WORK INSTRUCTIONS. Each line of the data that includes "RuntimeExecutionMode" must be copied.

+ + + +

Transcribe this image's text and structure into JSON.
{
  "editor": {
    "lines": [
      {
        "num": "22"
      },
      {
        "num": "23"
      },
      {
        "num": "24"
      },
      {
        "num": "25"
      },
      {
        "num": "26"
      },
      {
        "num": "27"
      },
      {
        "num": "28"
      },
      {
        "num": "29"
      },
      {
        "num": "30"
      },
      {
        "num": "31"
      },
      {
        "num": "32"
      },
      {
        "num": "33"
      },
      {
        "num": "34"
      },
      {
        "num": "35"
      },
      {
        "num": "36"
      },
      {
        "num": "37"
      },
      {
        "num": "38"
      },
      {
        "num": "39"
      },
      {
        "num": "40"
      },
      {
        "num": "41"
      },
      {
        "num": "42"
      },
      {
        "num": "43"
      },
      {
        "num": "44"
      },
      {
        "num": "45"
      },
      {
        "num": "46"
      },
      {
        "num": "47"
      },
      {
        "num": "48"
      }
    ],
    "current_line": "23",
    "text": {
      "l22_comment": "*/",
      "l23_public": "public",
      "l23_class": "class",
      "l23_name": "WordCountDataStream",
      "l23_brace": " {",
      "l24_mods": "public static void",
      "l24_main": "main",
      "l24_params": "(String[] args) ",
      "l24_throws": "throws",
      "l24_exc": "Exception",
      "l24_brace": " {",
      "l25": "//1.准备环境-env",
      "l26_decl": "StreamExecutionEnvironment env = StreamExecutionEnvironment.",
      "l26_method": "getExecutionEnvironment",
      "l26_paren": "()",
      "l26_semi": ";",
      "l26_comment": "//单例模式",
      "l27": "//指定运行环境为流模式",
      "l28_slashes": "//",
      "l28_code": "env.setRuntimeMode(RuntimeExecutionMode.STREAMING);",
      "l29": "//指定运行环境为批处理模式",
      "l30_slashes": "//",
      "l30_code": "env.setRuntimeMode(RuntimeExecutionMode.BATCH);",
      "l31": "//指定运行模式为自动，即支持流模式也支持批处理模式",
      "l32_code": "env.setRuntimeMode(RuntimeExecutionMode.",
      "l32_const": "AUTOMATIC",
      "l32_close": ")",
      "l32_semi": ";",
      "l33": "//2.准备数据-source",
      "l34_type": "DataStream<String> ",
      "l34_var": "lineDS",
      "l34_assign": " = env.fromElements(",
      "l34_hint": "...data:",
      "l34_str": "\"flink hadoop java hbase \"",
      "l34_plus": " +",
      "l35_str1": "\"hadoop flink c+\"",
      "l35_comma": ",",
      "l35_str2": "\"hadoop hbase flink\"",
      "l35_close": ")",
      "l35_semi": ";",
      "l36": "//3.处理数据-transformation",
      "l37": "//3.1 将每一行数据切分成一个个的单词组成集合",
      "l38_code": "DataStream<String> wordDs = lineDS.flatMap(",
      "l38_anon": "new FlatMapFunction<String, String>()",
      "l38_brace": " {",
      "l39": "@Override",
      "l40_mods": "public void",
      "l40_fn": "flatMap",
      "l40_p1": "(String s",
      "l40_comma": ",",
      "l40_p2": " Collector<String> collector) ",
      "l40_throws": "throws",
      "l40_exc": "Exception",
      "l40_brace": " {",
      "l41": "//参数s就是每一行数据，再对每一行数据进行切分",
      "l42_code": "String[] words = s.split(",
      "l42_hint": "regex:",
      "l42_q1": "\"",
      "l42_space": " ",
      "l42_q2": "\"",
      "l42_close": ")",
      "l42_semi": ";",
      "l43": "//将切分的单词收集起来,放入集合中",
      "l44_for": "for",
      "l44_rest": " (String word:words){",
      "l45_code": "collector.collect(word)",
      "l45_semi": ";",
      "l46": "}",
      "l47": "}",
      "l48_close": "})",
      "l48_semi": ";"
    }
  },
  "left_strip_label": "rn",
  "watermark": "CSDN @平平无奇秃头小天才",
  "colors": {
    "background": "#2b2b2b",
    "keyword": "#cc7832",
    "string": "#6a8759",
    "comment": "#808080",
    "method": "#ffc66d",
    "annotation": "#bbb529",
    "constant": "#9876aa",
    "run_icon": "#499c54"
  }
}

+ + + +

ANSWER SPACE.
      "l28_code": "env.setRuntimeMode(RuntimeExecutionMode.STREAMING);",
      "l30_code": "env.setRuntimeMode(RuntimeExecutionMode.BATCH);",
      "l32_code": "env.setRuntimeMode(RuntimeExecutionMode.",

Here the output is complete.